Student Loan Aid May Be on the Way

Winter break is drawing to a close at many colleges and universities and there’s movement afoot to lower the cost of higher education.

For the 200,000 people the U.S. Department of Education estimates put off or give up on going to college because they can’t afford it, the newly installed Democratic majority in the House may work to cut the interest rate on need-based student loans and expanding Pell Grants and tax credits, according to Gannett News Service’s Maureen Groppe. Whether any of those proposal will survive in the Senate or a presidential veto remains to be seen.

For those who went to school and are still paying for it, the Department of Ed is considering limiting the fees universities charge ex-students who default on their loans.

According to the Boston Globe, universities typically charge collection fees of between 33 and 50 percent (and as high as 66 percent, according to U.S. PIRG) of the unpaid tuition or loan. In other words, collection fees can add $6,600 to a $10,000 student loan, sticking the borrower with $16,600 in debt.

Such fees are far greater than those added onto many other types of debt, including the plastic variety.
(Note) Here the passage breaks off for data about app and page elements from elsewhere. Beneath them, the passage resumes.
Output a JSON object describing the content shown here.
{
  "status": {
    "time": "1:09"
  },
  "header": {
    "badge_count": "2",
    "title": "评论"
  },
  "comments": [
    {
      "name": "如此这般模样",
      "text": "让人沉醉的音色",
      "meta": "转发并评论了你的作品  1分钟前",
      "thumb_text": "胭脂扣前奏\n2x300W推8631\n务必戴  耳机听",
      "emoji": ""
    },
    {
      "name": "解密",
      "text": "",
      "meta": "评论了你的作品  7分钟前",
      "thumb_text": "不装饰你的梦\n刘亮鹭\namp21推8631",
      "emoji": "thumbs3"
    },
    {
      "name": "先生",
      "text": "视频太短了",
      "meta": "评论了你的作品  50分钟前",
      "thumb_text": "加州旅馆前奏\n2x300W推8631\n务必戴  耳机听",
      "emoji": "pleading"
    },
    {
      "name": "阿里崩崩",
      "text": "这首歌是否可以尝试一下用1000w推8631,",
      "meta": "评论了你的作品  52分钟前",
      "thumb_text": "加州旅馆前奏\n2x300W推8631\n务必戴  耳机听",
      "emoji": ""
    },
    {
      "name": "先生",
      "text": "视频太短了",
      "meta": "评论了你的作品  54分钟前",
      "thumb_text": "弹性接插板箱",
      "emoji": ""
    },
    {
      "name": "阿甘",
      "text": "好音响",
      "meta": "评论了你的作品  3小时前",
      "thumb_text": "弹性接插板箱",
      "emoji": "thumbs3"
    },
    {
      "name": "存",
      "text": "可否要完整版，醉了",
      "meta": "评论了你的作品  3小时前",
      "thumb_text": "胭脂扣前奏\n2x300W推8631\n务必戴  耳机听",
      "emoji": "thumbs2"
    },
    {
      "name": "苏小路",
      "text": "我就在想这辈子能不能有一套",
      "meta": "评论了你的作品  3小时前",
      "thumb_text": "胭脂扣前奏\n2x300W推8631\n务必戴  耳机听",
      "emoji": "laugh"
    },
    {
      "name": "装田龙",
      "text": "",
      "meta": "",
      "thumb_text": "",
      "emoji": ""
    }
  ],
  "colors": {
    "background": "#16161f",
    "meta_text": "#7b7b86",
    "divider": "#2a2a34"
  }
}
The schools, which set the collection fees, say they need the money to cover their costs and to fund loans to other students.
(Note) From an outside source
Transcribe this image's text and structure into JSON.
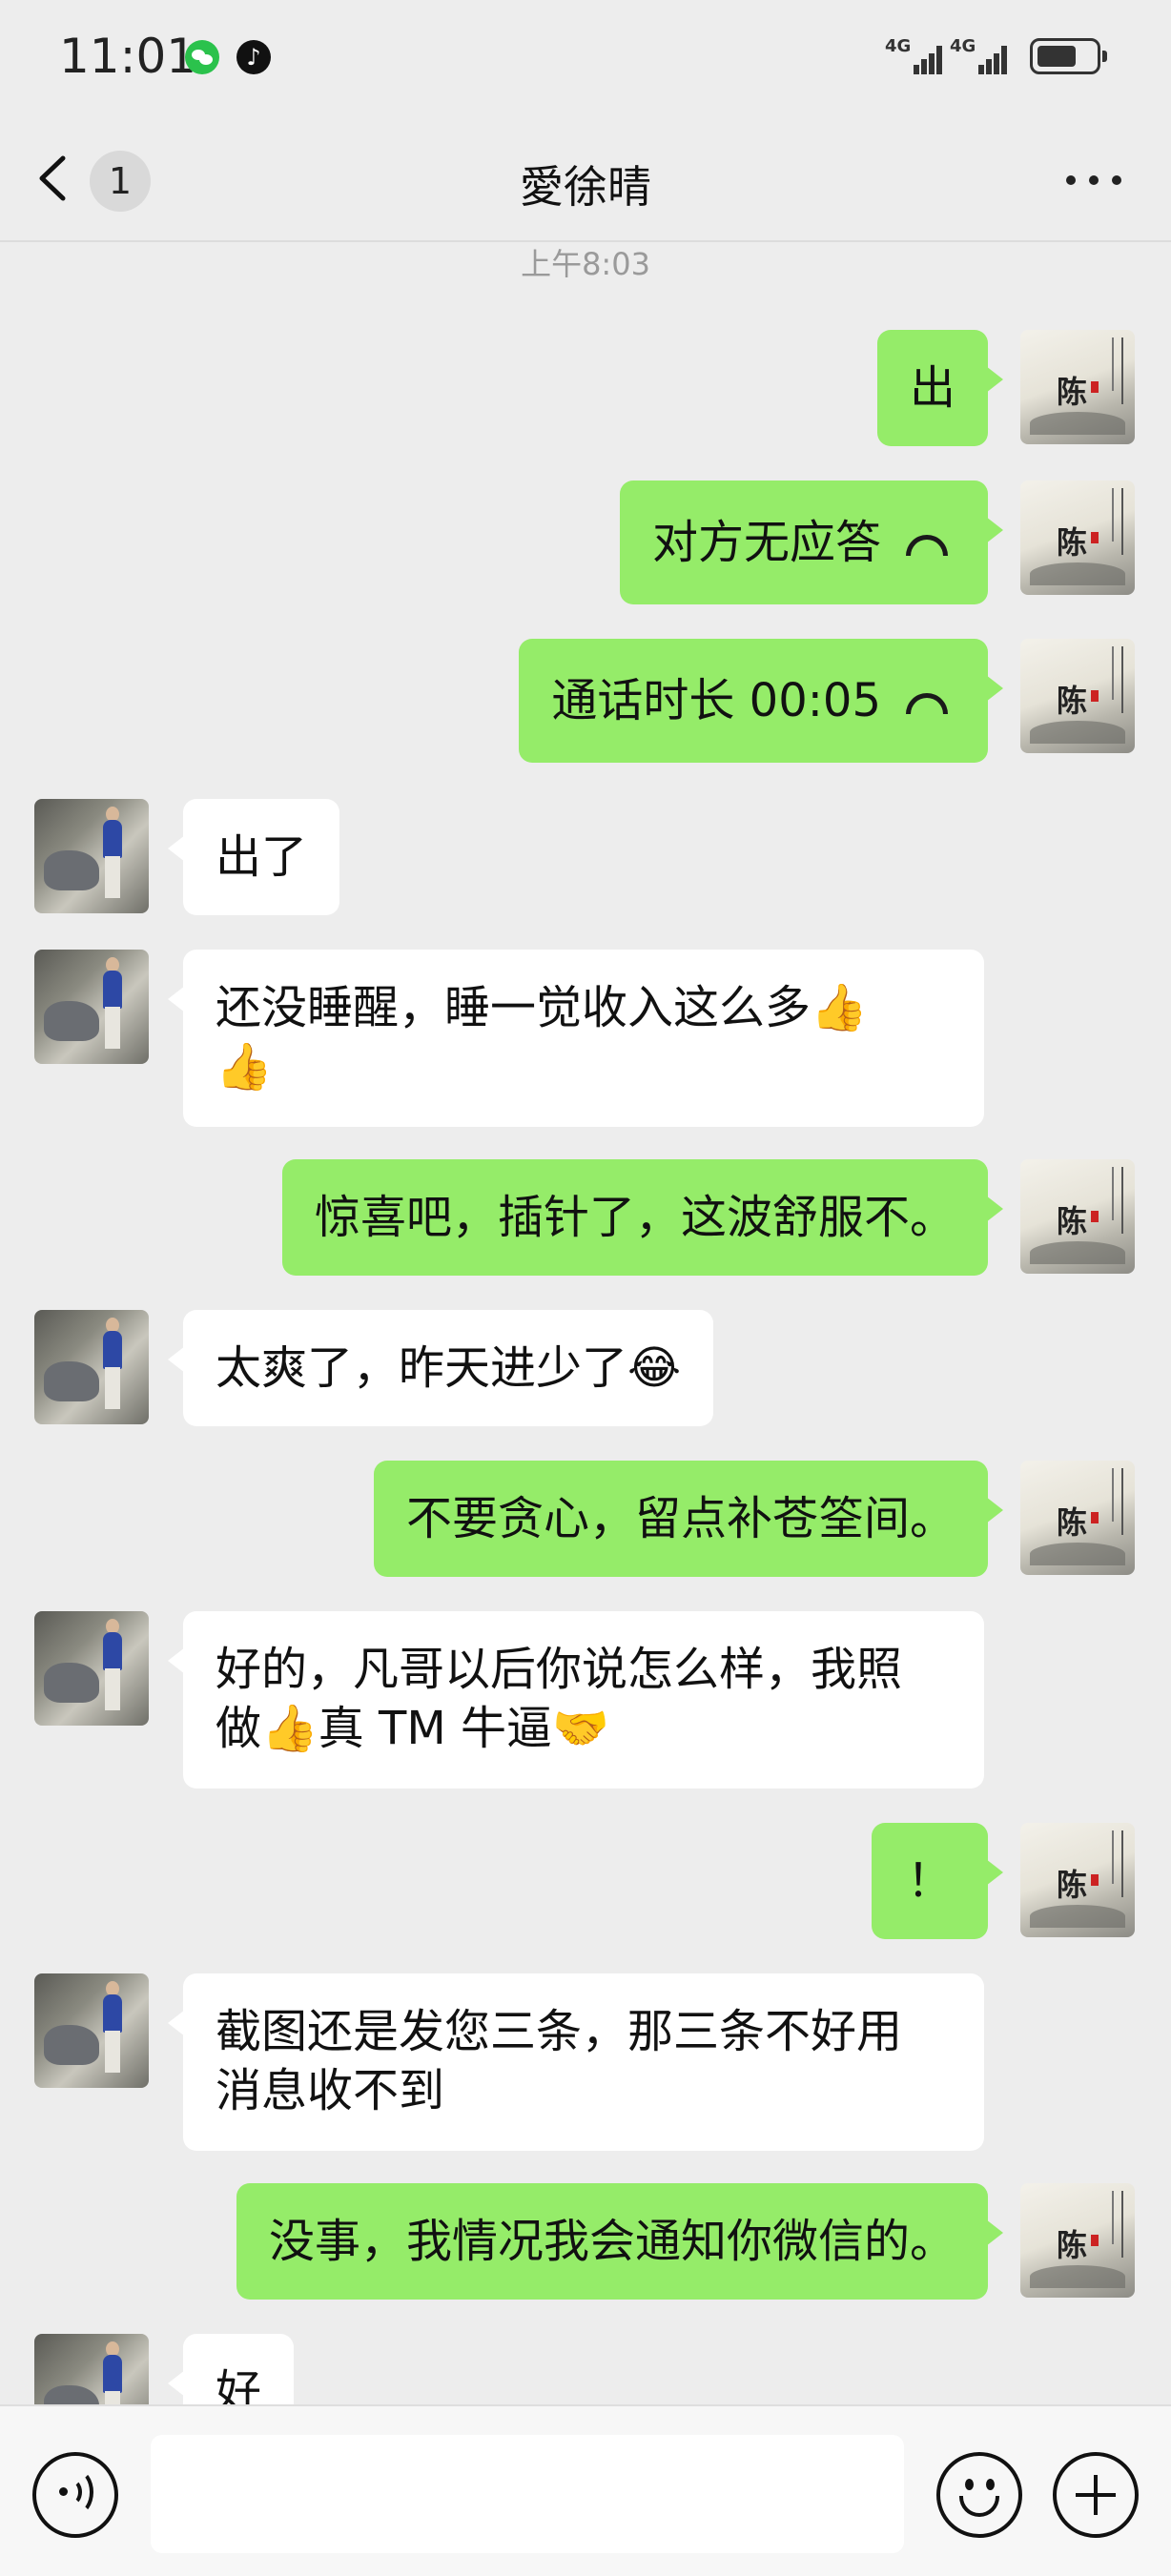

(Frankly, I’d like to see a breakdown of the collection costs for student loans versus other kinds of debt, especially given that declaring bankruptcy often doesn’t release you from student loan debt. You would think that universities have a better shot at recouping costs than Bank of America or a hospital does and thus have collection costs that weren’t so far out of line. If anyone out there cares to enlighten me, please do.)

The Department of Education is considering a cap closer to the 16 percent average it charges on government-administered student loans. The cap would apply to the Perkins loan program which distributes $1 billion a year or more to low-income students. Under the program, borrowers who fall behind on their payments can be charged “reasonable” collection costs, but reasonable is in the eye of the school that sets the fee.
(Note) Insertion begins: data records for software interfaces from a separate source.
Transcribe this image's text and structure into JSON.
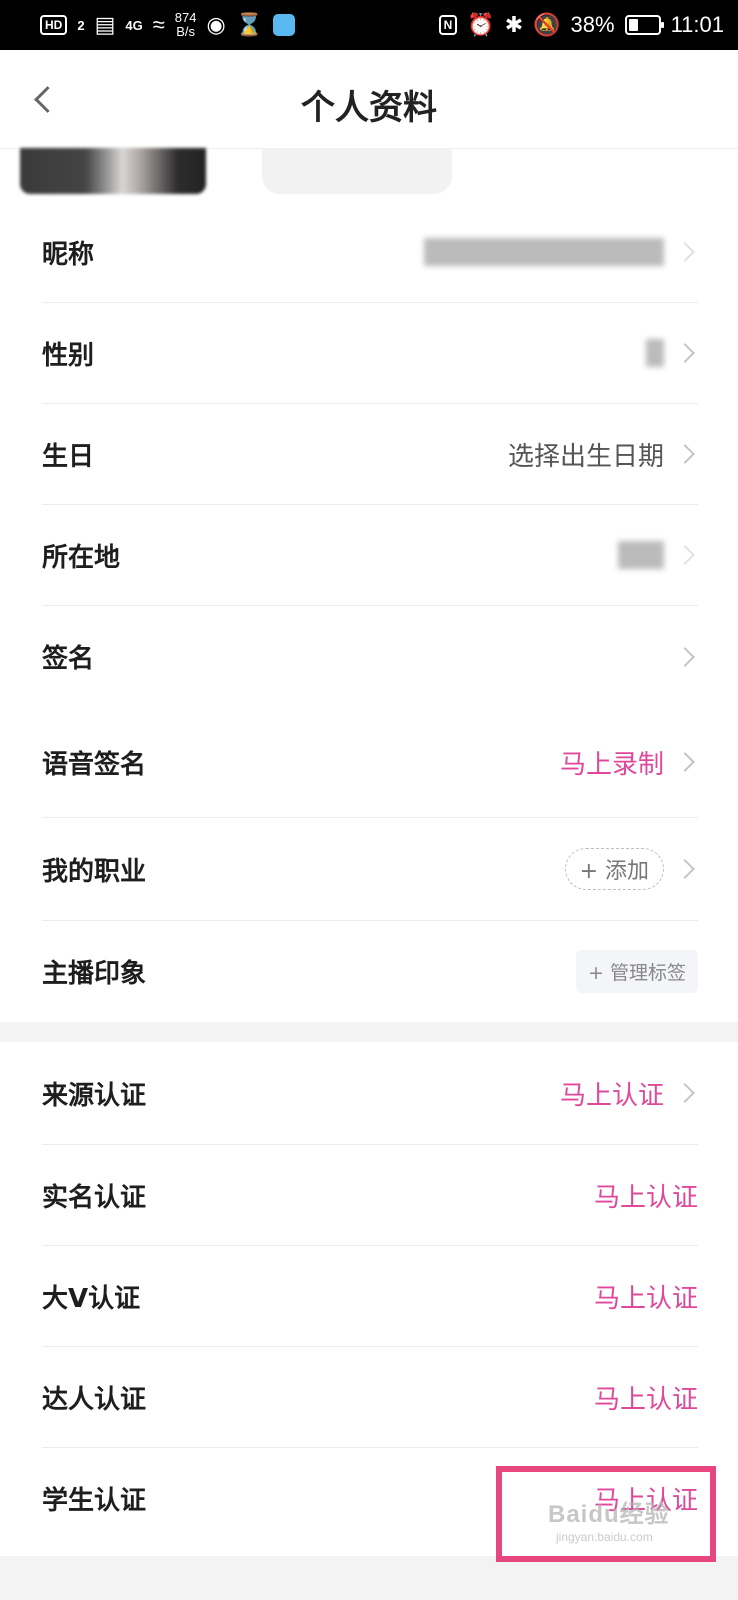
{
  "status_bar": {
    "hd_badge": "HD",
    "sim_num": "2",
    "net_4g": "4G",
    "speed_value": "874",
    "speed_unit": "B/s",
    "nfc": "N",
    "battery_pct": "38%",
    "time": "11:01",
    "icons": [
      "signal-icon",
      "wifi-icon",
      "eye-icon",
      "hourglass-icon",
      "app-icon",
      "nfc-icon",
      "alarm-icon",
      "bluetooth-icon",
      "mute-icon",
      "battery-icon"
    ]
  },
  "nav": {
    "title": "个人资料"
  },
  "rows": [
    {
      "label": "昵称",
      "value": "",
      "blurred": true
    },
    {
      "label": "性别",
      "value": "",
      "blurred": true
    },
    {
      "label": "生日",
      "value": "选择出生日期"
    },
    {
      "label": "所在地",
      "value": "",
      "blurred": true
    },
    {
      "label": "签名",
      "value": ""
    },
    {
      "label": "语音签名",
      "value": "马上录制"
    },
    {
      "label": "我的职业",
      "value": "+ 添加"
    },
    {
      "label": "主播印象",
      "value": "+ 管理标签"
    }
  ],
  "cert_rows": [
    {
      "label": "来源认证",
      "value": "马上认证"
    },
    {
      "label": "实名认证",
      "value": "马上认证"
    },
    {
      "label": "大V认证",
      "value": "马上认证"
    },
    {
      "label": "达人认证",
      "value": "马上认证"
    },
    {
      "label": "学生认证",
      "value": "马上认证"
    }
  ],
  "watermark": {
    "text": "Baidu经验",
    "sub": "jingyan.baidu.com"
  },
  "colors": {
    "accent": "#e0489b",
    "highlight": "#e8467f"
  }
}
The proposal is expected out by May 1, followed by a public comment period. The cap could be in place by Nov. 1, the Globe reported. The cap would apply only to Perkins loans, but schools usually follow the Perkins guidelines for other loans they administer.